Seventy deaths have been added to Minnesota's COVID-19 death toll, in addition to more than 2,700 new cases, according to Sunday's report from the state health department.
December has now seen 1,257 death, making it the deadliest month in Minnesota during the pandemic. There were fewer than 500 deaths in October before November's death toll skyrocketed to 1,136. Since the first death was reported March 21, Minnesota has reported a total of 4,850 fatal cases.
Long-term care deaths account for 64.9% (3,149) of the total, including 45 of the 70 reported Sunday.
Other than deaths, Minnesota's COVID-19 numbers are mostly declining. For perspective, consider that in mid-November Minnesota was reporting more than 50,000 active cases. There are now just over 27,000 active cases, according to the health department.
Testing and positivity rates
The 2,705 positive results in Sunday's update were from a total of 65,102 completed tests, creating a daily test positivity rate of 4.15%.
The World Health Organization recommended in May that a percent positive rate (total positives divided by total completed tests) of below 5% for at least two weeks is necessary to safely reopen the economy. That 5% threshold is based on total positives divided by total tests.
According to Johns Hopkins University, Minnesota's percent positive over the past seven days is 7.26%.
The 65,102 completed tests were from 22,322 people. People are often tested more than once, so the test positivity rate when dividing positives by people tested is 12.12% today.
Coronavirus in Minnesota by the numbers
- Total tests: 5,199,011 (up from 5,133,936)
- People tested: 2,859,220 (up from 2,836,898)
- Positive cases: 397,319 (up from 394,635)
- Deaths: 4,850 – 131 of which are "probable*" (up from 4,780)
- Active cases: 27,407 (down from 29,015)
- Patients no longer requiring isolation: 369,912 (up from 365,620)

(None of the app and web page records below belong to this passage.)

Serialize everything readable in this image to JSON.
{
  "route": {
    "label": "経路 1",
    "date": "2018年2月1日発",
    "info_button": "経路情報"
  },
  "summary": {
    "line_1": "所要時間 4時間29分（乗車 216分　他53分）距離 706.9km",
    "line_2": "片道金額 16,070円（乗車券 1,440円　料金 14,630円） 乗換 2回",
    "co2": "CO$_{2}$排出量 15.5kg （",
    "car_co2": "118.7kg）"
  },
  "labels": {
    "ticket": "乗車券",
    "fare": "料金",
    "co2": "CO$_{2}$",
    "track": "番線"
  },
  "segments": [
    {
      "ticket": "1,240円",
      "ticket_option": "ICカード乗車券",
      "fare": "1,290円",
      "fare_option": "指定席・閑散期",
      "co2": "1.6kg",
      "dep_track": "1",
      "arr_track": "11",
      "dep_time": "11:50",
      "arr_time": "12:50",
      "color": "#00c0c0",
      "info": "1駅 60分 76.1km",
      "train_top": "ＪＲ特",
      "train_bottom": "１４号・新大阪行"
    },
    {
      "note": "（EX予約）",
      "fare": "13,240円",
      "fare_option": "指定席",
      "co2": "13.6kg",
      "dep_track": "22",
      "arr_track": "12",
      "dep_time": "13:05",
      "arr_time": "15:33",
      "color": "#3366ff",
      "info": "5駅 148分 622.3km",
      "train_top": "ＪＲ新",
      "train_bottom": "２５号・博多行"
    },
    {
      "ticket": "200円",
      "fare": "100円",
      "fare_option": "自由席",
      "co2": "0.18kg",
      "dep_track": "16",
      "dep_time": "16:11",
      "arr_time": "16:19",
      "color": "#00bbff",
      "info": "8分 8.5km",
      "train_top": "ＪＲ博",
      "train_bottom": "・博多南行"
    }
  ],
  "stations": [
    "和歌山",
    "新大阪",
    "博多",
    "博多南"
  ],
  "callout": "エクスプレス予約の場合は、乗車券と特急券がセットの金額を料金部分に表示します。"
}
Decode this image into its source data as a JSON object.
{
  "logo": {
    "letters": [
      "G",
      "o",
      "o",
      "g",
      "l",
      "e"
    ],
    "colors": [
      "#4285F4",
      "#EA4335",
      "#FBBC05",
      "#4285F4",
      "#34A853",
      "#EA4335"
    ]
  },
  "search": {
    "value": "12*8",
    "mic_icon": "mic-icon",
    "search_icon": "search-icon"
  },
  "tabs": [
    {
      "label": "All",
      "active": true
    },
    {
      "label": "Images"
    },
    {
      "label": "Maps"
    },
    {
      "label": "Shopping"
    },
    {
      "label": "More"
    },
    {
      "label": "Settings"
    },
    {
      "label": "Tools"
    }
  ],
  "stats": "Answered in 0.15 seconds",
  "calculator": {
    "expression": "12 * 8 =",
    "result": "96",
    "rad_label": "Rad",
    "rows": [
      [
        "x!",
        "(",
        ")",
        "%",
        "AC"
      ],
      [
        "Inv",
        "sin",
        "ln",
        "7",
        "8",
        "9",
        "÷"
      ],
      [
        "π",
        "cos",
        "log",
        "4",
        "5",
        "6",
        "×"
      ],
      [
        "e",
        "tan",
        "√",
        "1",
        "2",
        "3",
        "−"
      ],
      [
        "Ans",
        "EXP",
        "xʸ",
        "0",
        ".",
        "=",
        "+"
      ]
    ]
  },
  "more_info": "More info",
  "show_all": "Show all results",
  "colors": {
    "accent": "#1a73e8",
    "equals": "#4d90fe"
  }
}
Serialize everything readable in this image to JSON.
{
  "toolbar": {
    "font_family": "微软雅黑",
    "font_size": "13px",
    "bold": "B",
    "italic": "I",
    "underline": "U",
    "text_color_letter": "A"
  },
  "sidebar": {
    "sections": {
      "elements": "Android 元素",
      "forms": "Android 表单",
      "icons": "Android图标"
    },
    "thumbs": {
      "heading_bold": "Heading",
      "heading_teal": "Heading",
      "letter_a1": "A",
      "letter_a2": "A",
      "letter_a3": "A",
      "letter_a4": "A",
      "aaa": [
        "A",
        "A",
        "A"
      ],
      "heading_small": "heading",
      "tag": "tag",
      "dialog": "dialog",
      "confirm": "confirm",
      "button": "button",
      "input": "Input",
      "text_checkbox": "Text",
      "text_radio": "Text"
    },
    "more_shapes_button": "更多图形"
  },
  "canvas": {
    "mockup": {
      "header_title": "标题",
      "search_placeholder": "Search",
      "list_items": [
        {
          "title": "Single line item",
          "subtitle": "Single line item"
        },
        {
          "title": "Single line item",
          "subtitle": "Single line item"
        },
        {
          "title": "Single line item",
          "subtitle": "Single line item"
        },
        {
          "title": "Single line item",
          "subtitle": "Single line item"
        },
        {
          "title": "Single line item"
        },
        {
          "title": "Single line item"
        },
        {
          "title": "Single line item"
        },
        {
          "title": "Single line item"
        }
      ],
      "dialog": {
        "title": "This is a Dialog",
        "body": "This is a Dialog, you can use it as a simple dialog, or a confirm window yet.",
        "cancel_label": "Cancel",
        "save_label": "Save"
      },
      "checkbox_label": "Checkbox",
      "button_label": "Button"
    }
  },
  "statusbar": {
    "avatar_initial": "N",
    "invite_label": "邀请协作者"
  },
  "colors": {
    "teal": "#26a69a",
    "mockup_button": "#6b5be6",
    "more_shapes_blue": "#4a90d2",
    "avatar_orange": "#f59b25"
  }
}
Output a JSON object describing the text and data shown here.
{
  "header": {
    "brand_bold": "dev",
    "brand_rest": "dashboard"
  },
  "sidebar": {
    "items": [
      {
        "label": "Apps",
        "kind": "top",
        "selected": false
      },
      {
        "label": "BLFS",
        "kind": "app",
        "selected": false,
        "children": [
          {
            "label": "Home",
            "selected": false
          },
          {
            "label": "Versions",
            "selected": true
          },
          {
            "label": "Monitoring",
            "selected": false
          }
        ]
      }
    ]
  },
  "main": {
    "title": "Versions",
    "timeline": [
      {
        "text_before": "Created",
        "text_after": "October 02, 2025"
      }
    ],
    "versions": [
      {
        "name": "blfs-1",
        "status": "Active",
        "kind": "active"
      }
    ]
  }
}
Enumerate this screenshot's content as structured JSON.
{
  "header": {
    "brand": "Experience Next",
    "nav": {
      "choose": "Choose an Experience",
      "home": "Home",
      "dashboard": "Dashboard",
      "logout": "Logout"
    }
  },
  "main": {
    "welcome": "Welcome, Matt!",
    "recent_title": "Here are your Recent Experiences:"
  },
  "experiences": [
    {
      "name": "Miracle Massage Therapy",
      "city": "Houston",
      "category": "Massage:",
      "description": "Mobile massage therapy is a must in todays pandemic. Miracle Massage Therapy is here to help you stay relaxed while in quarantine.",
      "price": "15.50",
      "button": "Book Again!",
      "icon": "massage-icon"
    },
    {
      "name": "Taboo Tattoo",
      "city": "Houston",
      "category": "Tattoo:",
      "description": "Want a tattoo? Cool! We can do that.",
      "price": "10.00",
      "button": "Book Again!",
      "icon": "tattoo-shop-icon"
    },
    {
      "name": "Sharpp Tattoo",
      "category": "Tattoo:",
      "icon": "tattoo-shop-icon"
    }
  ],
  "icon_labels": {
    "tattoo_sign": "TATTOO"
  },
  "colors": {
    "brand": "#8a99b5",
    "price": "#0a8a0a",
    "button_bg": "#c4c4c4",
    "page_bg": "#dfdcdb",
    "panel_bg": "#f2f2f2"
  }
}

Minnesota doesn't update its hospitalization levels at the weekend.
Through Dec. 17, the number of people with COVID-19 hospitalized in Minnesota is 1,144. The numbers have dropped since reaching a high mark of 1,840 on Nov. 30.
Of those currently hospitalized, 270 patients are in intensive care and 874 are receiving non-ICU treatment. It's the fewest COVID-19 patients in ICU since Nov. 9 (249) and the fewest non-ICU patients since Nov. 6 (857).
Here's how many people with COVID-19 were in intensive care by region, through Dec. 17:
- Metro: 177 (down from 193 the day before)
- Central: 34 (down from 37)
- Northeast: 27 (up from 25)
- Southeast: 20 (down from 21)
- Northwest: 6 (no change)
- South Central: 6 (up from 5)
- West Central: 0 (down from 1)
- Southwest: 0 (down from 1)
Statewide, there were 134 (up from 128 the day before) available staffed ICU beds through Dec. 17. These numbers are directly impacted by both the number of patients in ICU (for all health reasons, not just COVID-19) and the number of available staff. You can see the breakdown by region right here/below.
- Metro: 44 staffed ICU beds available
- Central: 22
- Northeast: 11
- Southeast: 21
- Northwest: 15
- South Central: 4
- West Central: 12
- Southwest: 5
Note: Hospital totals are preliminary and are subject to adjustment in the days ahead.